The Orlando Magic should be thrilled about Victor Oladipo.
Oladipo has been filling up the stat sheet, something for all fantasy hoops participants to note. He has scored at least nine points in each outing and has had games that have included nine assists, 11 rebounds and four steals.
Oladipo seems poised for superstardom, and it has been amazing how much progression the 21-year-old has made in the past couple years. He has gone from a mere slasher at Indiana who couldn't shoot to a freak of nature who is the frontrunner for Rookie of the Year.
The thing about Oladipo is that he's not just stamping his place in the Magic's rotation; he's making it known that he's an integral piece to their future.
He won't just be compiling random minutes in their mix of players, but he should be featured heavily as soon as the season launches.
The Russell Westbrook-comparisons seem premature, but Oladipo's game is adding more and more layers. While the Magic should endure many losses in 2013-14, the emergence of Oladipo will have fans enthused.
Michael Carter-Williams, Philadelphia 76ers
Michael Carter-Williams will have his hands full replacing All Star Jrue Holiday, who the Philadelphia 76ers dealt to the New Orleans Pelicans in the offseason.
In time, though, Carter-Williams could become a high-caliber player himself. His preseason appearances so far verify this.
Carter-Williams has notched double-digit scoring in three of his five games and has at least four assists in every game.
He has also cashed six total three-pointers, which is a good sign since his long-range shooting was an issue in college (shot 29.2 percent from distance during 2012-13 with Syracuse).
Perhaps most encouraging has been Carter-Williams' ability to handle pressure, most notably in a matchup against the Celtics. MCW was guarded by Avery Bradley, a notoriously pesky defender. The slender Carter-Williams wasn't fazed by Bradley, amassing six assists and zero turnovers.

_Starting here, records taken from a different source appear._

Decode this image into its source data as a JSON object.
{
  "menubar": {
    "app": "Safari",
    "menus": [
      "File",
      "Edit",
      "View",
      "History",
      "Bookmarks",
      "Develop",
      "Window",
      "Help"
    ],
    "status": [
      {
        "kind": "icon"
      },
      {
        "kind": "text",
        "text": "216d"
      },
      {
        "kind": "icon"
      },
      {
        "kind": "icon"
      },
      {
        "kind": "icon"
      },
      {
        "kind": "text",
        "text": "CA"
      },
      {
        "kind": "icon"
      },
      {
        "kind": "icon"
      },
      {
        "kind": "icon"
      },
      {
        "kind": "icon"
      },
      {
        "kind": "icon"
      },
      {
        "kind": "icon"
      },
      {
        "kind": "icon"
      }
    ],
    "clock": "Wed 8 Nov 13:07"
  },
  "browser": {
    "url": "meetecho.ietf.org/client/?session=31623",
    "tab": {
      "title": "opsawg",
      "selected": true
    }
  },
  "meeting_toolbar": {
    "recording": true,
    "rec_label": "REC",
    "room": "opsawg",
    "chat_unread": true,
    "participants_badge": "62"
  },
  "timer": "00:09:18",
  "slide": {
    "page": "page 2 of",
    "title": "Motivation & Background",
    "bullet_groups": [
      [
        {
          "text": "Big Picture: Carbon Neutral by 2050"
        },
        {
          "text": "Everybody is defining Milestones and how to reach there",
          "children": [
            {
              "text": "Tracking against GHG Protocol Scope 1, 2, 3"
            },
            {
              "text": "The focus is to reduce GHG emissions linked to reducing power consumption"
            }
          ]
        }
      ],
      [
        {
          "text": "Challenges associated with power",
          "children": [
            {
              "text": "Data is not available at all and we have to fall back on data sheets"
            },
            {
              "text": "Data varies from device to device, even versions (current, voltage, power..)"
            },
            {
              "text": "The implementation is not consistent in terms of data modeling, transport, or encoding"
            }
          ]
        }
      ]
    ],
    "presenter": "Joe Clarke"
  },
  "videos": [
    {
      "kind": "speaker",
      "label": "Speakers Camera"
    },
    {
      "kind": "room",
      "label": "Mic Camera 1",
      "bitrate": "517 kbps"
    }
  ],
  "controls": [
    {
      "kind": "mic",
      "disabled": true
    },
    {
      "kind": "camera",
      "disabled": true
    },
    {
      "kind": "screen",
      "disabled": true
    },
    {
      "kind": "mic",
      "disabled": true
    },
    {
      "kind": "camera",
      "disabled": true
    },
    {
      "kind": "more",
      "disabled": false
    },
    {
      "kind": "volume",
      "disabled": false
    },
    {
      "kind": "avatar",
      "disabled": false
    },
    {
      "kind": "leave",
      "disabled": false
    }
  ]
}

As with all young floor generals, there will be dreadful nights, especially in a league laden with top-notch, veteran point guards. However, Carter-Williams looks like he can become an above-average point man and a particularly effective distributor (see the video for a nice-looking dime).
What's more, Carter-Williams should have every chance to grow with the 76ers, who look like they may be near the top of the Andrew Wiggins sweepstakes.
Steven Adams, Oklahoma City Thunder
Steven Adams is doing everything he can to challenge Hasheem Thabeet for the Oklahoma City Thunder's backup center slot.
In the Thunder's most recent game against the Pelicans, Thabeet started but only played 14 minutes, finishing with two points and three boards.
Adams played 34 minutes and produced 10 points and 15 rebounds. Coach Scott Brooks has a clear position battle in front of him, and this output from Adams is dramatically enhancing his case for an involved role.
Brooks' decision to hand him the overwhelming chunk of the playing time could signify where things are headed in this positional bout.
Furthermore, Adams' play against New Orleans was not a "one hit wonder." While his minutes mark has been less in previous contests, he has still scored and rebounded at a nice clip. In time, he looks like he'll become a double-double machine.
Unlike the majority of those previously listed, Adams is playing for a legitimate title contender. The Thunder won't allow playing time for a "project" pick. He'll have to prove he's worthy of playing right now.
Based on his preseason thus far, there's reason to believe he is.